And after 5,000 years of human civilization, one truth stands out: The factory is still churning. No matter how many laws we pass, we have yet to plumb the depths of mans capacity for sin.
Laws and lawmakers are constant reminders that we choose to stray. We are inventive in our transgressions. Its part of our nature. With that knowledge comes the true loss of innocence.
But as we confront the endless, bitter consequences of our one bite of the apple, there is reason to hope.
What though the field be lost? All is not lost the unconquerable will, and study of revenge, immortal hate, and courage never to submit or yield. (Milton, Book I of Paradise Lost.)
Thus spoke Satan, upon awakening in hell after losing his rebellion and being tossed out of heaven.
Despite his twisted values, we must admire Satans strength of spirit and his refusal to give in to despair. Surely Adam and Eve faced a similar challenge after their expulsion from Eden: how to find meaning in life, how to move forward after losing everything.
Lawmakers are our response to that challenge. Even as they highlight our genius for sin, they exemplify the struggle to do good to find meaning, not in chaos, but in that which is honorable. They stand as bulwarks against the serpents voice and speak of our desire for virtue.
As far as I know, this is an unprecedented event, bringing every lawmaker in Idaho together for this kind of purpose, said Senate President Pro-Tem Brent Hill, R-Rexburg, at the beginning of the ethics session.
Its always good to start with the Constitution, he said. The Idaho Constitution, Article III (Section 24), dealing with the Legislature, says: The first concern of all good government is the virtue and sobriety of the people, and the purity of the home. The Legislature should further all wise and well-directed efforts for the promotion of temperance and morality.
Were the ones charged with this. With that comes responsibility that we learn, that we understand and that we conduct ourselves in a very high, moral way.
Lawmakers as individuals may not always meet that standard, but as an institution they represent mans desire to once again walk with God.
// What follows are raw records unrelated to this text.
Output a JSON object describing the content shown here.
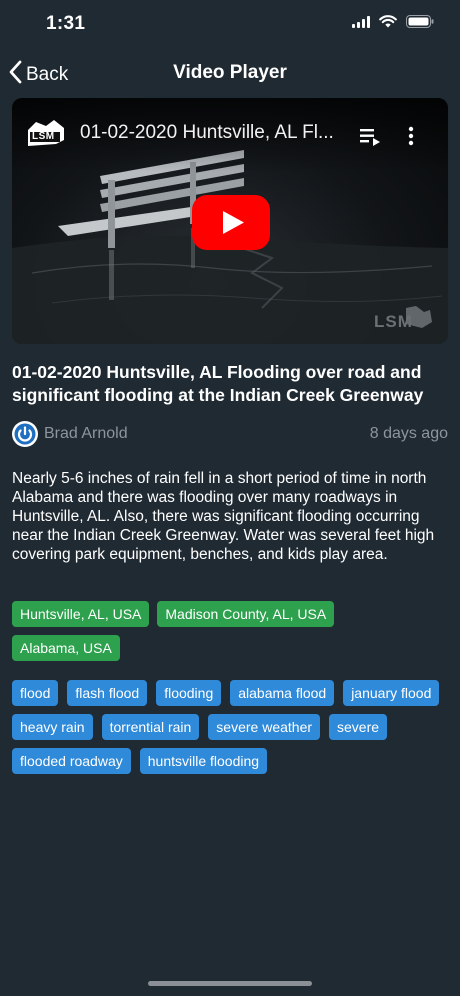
{
  "status_bar": {
    "time": "1:31"
  },
  "nav": {
    "back_label": "Back",
    "title": "Video Player"
  },
  "video": {
    "overlay_title": "01-02-2020 Huntsville, AL Fl...",
    "channel_logo_text": "LSM",
    "watermark_text": "LSM"
  },
  "heading": "01-02-2020 Huntsville, AL Flooding over road and significant flooding at the Indian Creek Greenway",
  "author": {
    "name": "Brad Arnold",
    "posted": "8 days ago"
  },
  "description": "Nearly 5-6 inches of rain fell in a short period of time in north Alabama and there was flooding over many roadways in Huntsville, AL. Also, there was significant flooding occurring near the Indian Creek Greenway. Water was several feet high covering park equipment, benches, and kids play area.",
  "location_tags": [
    "Huntsville, AL, USA",
    "Madison County, AL, USA",
    "Alabama, USA"
  ],
  "keyword_tags": [
    "flood",
    "flash flood",
    "flooding",
    "alabama flood",
    "january flood",
    "heavy rain",
    "torrential rain",
    "severe weather",
    "severe",
    "flooded roadway",
    "huntsville flooding"
  ],
  "colors": {
    "background": "#202a33",
    "location_tag": "#2da14d",
    "keyword_tag": "#2f8ad9",
    "youtube_red": "#ff0000",
    "muted_text": "#8d949b"
  }
}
Here, at the Statehouse, we reach the nadir of our fall and begin the slow journey back.
William L. Spence, politics reporter, Lewiston Tribune. firstname.lastname@example.org, (208) 791-9168